ProgrammeSystèmes volcaniques et sédimentaires, Initiative géoscientifique ciblée (IGC-5)
Résumé(disponible en anglais seulement)

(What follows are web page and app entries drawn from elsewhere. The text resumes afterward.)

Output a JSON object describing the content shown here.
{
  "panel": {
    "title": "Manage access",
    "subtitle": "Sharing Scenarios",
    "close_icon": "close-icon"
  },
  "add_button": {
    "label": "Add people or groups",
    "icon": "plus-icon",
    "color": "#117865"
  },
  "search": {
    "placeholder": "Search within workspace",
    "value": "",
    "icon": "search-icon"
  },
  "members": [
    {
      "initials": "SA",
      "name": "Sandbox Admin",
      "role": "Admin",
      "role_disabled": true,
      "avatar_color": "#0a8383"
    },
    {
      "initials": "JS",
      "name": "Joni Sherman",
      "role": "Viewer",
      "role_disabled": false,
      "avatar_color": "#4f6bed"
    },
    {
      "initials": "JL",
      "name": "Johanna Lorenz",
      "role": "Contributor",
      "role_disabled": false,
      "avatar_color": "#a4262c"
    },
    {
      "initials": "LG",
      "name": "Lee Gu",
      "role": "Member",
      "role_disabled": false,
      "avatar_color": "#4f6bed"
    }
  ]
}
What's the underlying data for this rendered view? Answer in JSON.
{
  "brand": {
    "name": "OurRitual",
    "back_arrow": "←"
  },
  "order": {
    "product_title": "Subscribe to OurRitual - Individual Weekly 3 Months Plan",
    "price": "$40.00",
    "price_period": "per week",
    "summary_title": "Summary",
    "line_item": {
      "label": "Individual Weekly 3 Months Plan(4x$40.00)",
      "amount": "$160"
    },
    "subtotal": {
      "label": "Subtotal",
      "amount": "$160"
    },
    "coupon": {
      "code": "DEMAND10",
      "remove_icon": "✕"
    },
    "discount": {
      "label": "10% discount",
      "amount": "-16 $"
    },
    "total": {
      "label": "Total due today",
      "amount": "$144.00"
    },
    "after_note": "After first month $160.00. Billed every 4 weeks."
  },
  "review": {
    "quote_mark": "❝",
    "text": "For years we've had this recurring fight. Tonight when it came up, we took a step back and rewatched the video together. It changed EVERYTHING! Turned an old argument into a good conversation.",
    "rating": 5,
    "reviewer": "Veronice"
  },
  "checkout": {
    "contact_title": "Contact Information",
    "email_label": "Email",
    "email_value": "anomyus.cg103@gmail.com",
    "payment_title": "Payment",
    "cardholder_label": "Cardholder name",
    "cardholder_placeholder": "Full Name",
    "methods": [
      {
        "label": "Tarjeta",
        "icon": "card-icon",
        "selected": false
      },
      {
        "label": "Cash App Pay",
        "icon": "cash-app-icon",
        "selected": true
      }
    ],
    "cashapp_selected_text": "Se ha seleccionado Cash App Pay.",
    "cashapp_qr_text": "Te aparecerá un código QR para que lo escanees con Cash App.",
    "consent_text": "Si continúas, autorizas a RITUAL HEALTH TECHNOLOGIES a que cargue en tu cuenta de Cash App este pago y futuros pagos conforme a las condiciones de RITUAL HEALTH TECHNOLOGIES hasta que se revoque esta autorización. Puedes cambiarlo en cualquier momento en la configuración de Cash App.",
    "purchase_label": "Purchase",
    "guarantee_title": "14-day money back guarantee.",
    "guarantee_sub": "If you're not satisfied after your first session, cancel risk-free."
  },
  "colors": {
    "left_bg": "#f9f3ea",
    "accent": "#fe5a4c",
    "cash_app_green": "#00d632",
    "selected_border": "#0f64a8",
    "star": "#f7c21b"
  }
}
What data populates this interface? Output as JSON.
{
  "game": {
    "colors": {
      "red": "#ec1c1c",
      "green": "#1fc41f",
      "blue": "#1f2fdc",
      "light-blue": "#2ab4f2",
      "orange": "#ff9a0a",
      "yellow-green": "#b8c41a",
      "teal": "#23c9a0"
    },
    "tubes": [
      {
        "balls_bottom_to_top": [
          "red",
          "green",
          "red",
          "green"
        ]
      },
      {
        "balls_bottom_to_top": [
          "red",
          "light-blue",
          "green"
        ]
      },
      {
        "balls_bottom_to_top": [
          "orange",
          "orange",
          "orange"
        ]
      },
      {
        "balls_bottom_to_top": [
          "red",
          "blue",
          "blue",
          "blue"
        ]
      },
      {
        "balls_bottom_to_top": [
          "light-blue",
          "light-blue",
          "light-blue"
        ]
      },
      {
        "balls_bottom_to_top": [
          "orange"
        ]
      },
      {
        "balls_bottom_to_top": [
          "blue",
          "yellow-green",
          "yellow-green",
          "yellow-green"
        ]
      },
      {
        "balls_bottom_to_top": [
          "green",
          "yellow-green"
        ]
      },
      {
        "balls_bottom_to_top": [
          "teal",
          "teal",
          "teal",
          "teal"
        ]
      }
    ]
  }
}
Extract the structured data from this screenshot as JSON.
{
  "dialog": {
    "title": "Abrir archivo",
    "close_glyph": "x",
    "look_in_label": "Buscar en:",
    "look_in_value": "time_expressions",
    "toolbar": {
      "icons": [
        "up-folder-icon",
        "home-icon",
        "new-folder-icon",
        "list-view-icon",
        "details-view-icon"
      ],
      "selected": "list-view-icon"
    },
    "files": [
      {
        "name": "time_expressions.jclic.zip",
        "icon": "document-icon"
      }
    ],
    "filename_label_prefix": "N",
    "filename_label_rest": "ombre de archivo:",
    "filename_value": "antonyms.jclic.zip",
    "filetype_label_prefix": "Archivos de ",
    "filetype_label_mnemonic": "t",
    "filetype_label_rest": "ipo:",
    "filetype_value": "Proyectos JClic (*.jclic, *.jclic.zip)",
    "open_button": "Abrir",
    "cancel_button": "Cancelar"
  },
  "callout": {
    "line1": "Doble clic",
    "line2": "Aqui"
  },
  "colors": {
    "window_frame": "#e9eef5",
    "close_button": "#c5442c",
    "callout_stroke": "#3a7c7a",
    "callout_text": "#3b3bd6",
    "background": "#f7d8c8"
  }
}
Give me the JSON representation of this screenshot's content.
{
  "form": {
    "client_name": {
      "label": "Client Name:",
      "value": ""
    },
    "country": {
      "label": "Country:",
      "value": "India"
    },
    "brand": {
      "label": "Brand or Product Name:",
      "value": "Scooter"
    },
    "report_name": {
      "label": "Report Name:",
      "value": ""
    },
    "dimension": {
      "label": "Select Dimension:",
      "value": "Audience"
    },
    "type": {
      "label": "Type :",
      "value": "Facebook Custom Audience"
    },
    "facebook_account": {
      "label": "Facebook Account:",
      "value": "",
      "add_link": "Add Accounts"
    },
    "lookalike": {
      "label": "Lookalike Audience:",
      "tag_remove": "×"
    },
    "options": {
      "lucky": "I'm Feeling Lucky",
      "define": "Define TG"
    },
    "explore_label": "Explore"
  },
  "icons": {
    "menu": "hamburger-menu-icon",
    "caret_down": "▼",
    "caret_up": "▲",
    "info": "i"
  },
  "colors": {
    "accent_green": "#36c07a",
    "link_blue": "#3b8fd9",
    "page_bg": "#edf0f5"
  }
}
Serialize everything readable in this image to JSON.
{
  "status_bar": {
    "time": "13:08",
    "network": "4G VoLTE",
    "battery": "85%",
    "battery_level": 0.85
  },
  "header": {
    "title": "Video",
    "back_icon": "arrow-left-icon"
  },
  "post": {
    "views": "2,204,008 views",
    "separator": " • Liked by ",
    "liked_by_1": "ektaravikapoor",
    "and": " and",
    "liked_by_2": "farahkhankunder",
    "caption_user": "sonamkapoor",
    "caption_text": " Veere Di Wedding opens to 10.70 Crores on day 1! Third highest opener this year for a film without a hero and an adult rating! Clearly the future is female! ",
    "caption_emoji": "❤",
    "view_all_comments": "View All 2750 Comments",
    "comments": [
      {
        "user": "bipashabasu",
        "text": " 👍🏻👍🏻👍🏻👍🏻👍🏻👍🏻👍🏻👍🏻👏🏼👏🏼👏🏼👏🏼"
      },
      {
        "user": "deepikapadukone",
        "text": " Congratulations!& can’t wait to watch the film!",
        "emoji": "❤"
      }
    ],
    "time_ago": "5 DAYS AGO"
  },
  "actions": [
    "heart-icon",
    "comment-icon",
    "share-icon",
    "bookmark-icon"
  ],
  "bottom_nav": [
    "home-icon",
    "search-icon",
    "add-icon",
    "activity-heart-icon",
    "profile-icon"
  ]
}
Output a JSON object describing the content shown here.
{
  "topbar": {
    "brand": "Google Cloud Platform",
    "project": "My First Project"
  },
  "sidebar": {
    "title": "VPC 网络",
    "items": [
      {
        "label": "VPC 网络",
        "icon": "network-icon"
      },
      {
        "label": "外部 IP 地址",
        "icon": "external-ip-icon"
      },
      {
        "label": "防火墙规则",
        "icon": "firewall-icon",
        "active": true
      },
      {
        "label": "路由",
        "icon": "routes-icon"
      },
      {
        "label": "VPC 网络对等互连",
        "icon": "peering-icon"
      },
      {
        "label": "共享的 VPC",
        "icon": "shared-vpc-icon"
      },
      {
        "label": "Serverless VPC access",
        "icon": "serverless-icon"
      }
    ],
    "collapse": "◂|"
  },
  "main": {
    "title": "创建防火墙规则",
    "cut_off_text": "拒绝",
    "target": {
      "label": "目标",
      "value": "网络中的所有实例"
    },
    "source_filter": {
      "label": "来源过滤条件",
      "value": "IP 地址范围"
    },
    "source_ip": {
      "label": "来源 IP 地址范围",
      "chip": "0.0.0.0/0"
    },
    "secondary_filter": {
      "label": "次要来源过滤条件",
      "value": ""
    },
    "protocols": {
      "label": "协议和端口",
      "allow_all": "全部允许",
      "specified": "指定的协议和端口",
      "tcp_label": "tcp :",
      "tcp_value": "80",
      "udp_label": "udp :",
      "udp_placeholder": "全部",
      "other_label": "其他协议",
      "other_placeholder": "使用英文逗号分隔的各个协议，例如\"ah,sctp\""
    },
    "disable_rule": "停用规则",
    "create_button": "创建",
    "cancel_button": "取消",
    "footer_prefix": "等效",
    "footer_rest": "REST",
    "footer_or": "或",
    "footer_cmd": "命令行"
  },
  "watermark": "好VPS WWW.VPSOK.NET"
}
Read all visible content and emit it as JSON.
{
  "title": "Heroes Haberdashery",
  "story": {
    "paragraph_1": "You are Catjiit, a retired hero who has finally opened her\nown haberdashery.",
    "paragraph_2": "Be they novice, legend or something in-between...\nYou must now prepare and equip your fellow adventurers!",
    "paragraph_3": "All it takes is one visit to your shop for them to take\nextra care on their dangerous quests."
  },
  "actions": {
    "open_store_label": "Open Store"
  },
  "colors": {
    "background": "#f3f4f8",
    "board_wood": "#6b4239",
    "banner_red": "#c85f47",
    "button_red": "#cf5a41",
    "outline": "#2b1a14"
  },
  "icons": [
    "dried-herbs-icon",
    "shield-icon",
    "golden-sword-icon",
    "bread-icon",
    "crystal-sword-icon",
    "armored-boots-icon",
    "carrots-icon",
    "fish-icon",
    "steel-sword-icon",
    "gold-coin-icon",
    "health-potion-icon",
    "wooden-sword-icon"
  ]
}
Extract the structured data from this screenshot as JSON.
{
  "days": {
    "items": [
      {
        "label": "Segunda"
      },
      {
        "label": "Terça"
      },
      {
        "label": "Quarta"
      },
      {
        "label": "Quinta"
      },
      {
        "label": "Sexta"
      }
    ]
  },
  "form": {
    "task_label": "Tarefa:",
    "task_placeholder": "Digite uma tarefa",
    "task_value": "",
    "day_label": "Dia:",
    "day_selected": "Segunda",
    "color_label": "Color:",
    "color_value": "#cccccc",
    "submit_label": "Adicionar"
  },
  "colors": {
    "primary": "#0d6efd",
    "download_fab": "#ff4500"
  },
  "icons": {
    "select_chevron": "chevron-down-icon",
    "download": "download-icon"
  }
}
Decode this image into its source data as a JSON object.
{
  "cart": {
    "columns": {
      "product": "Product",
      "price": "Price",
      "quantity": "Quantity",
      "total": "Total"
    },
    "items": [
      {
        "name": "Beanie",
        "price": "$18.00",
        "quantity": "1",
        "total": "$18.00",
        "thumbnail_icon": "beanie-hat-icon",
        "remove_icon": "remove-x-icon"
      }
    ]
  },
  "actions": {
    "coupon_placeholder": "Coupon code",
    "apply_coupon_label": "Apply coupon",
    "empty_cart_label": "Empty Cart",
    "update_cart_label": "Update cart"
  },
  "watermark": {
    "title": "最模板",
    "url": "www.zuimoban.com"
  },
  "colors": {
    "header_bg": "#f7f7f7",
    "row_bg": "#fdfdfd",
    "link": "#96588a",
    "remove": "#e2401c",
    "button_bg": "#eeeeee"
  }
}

The Howard's Pass district (HPD) comprises 14 Zn-Pb sedimentary exhalative (SEDEX) deposits and is located within the Selwyn basin, Yukon, Canada. Although the HPD is renowned for its large accumulation of base-metal sulfides, in places the Late Ordovician to Early Silurian host rocks also contain abundant carbonate-bearing fluorapatite (CBFA). This mineral is present stratigraphically below, within, and above the SEDEX deposits and occurs as fine-grained layers that are interbedded with cherty carbonaceous mudstone. Electron probe microanalysis and laser ablation-inductively coupled plasma-mass spectrometric analysis reveal that mineral compositions and rare earth element-yttrium (REE-Y) systematics, respectively, are remarkably similar throughout the stratigraphic succession. North American Shale Composite (NASC)-normalized La/Sm and La/Yb ratios indicate that the original REE compositions in CBFA have undergone only minor compositional modification subsequent to deposition. Uniformly negative Ce anomalies indicate that the mineral formed in analogous manner to modern and ancient sedimentary phosphorites under suboxic bottom-water conditions. Europium anomalies are mostly absent, indicating that reduced, slightly acidic high-temperature hydrothermal fluids were not a major source of REE-Y to CBFA. The chemical homogeneity of the mineral irrespective of its stratigraphic position indicates that a common process was responsible for its deposition within the sedimentary rocks of the HPD. On the basis of the similarity of the REE patterns to modern and ancient phosphorites, and the absence of positive Eu anomalies, we conclude that the CBFA is of hydrogenous origin, and not hydrothermal as suggested by previous workers. As such, phosphorite formation in the HPD is casually related to SEDEX Zn-Pb deposit formation. © 2016 by Walter de Gruyter Berlin/Boston 2016.